He said he had been the target of a "vicious and orchestrated briefing campaign" which he accused Ms Patel of orchestrating.
In a statement released by his lawyers, Sir Philip said: "The Home Secretary categorically denied any involvement in this campaign to the Cabinet Office.
"I regret I do not believe her. She has not made the effort I would expect to dissociate herself from the comments.
"Even despite this campaign I was willing to effect a reconciliation with the Home Secretary.
"But despite my efforts to engage with her, Priti Patel has made no effort to engage with me to discuss this.
"I believe these events give me very strong grounds to claim constructive, unfair dismissal and I will be pursuing that claim in the courts."
The resignation bombshell comes after simmering tensions between Ms Patel and her Permanent Secretary boiled to the surface last weekend with various reports about a rift between the two.
Sir Philip made light of those reports when he appeared at a police summit in London on Thursday, saying: You probably have already heard a great deal more about permanent secretary's in the last few days than you ever expected to."
But he made clear his anger in his statement on Saturday, which he read to the BBC outside an address in north London.
He said he took the decision to quit "with great regret after a career of 33 years" and said he would be issuing a claim against the Home Office for constructive dismissal.
Dave Penman, general secretary of the FDA, the senior public servants' union, said Sir Philip's treatment "demonstrates once again the destructive consequences of anonymous briefings against public servants who are unable to publicly defend themselves."
He added: "This cowardly practice is not only ruining lives and careers, but at a time when the Home Office is being tasked with delivering a demanding Government agenda on immigration, and preparing for a public health emergency, it has diverted energy and resource in to responding to unfounded accusations from sources claiming to be allies of the Home Secretary."
He said Sir Philip "had a choice to resign and go quietly with financial compensation. Instead he has chosen to speak out against the attacks on public servants.
"I know many thousands of his colleagues will recognise the courage and integrity he is showing in doing so and will applaud his decision."
And he added: "Only the Prime Minister can put a stop to this behaviour and unless he does so, he will have to accept his own responsibility for the consequences."
The reports of feuding at the top of the Home Office prompted the head of the civil service Cabinet Secretary Sir Mark Sedwill to tell all civil servants on Monday that advice they provide for ministers and "any debates" around it should remain "private".

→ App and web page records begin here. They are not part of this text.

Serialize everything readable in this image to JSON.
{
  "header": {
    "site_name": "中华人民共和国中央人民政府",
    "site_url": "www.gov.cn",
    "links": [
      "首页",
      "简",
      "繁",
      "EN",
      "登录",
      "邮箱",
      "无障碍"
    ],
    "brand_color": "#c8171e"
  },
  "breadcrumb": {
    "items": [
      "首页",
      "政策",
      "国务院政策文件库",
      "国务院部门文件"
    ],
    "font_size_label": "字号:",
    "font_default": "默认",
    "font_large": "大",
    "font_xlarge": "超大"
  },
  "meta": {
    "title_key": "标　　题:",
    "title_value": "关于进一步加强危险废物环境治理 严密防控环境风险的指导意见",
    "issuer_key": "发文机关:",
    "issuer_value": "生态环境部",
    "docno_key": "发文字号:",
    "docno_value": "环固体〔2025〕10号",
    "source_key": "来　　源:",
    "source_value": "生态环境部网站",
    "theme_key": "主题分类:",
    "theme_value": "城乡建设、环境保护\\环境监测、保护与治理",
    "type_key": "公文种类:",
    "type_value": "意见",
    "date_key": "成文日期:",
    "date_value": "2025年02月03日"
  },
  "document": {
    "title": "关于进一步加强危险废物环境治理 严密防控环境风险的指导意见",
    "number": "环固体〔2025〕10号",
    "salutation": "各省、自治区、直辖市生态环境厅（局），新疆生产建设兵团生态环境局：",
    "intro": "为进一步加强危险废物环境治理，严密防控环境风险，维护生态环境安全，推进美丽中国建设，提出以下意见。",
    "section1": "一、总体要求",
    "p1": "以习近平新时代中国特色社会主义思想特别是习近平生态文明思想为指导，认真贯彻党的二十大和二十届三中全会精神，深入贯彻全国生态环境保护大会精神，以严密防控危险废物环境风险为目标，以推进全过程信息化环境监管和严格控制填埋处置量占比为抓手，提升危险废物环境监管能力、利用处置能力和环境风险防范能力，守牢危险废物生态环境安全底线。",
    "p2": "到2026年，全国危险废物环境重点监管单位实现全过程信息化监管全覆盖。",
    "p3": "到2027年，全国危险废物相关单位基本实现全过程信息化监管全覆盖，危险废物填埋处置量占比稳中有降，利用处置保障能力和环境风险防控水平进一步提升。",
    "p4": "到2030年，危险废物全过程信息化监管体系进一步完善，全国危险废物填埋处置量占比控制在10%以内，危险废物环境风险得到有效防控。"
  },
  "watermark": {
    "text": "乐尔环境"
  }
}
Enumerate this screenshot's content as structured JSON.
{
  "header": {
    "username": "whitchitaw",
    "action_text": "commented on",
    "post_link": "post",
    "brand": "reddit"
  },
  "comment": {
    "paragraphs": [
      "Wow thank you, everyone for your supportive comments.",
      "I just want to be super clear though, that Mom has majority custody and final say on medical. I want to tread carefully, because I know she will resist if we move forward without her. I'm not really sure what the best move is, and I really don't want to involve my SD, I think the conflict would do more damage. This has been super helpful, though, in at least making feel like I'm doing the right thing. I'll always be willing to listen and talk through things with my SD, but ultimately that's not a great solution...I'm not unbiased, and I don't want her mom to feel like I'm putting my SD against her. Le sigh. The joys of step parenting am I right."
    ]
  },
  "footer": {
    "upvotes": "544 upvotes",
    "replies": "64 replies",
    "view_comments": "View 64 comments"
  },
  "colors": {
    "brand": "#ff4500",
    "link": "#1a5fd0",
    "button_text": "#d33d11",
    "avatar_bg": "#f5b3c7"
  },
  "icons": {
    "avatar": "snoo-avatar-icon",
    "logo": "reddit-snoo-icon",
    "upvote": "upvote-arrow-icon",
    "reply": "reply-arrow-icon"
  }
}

But amid growing concern within Whitehall about the treatment of civil servants, that move went down among staff "like a cup of cold sick", according to one source who spoke to the PA news agency about it.
Various reports last weekend suggested Ms Patel had clashed with senior officials, belittled colleagues and is distrusted by intelligence chiefs.
One report suggested Ms Patel had tried to move Sir Philip from her department after they had a series of rows.
Ms Patel expressed concern at the "false" claims while allies described her as a "demanding" boss but not a bully.
The Government also denied claims that MI5 chiefs do not trust Ms Patel and were limiting intelligence sharing as a result.
The swirl of reports about turmoil in the Home Office prompted Downing Street to insist on Monday that the Prime Minister has "full confidence" in Ms Patel.
But the resignation of Sir Philip is likely to intensify criticism of the Home Secretary and put renewed focus on the drive by the PM's chief adviser Dominic Cummings to shake up the civil service.
Labour MP Stephen Doughty, a member of the Commons home affairs committee during the last parliament, called on the Home Secretary to "explain herself" as soon as possible to MPs.
Taking to Twitter, he called Sir Philip's statement and resignation "utterly explosive".
"Chaos at the Home Office when it's supposed to be delivering highly controversial policies," he said.
"It is vital that Priti Patel comes to explain herself at the Commons home affairs committee ASAP."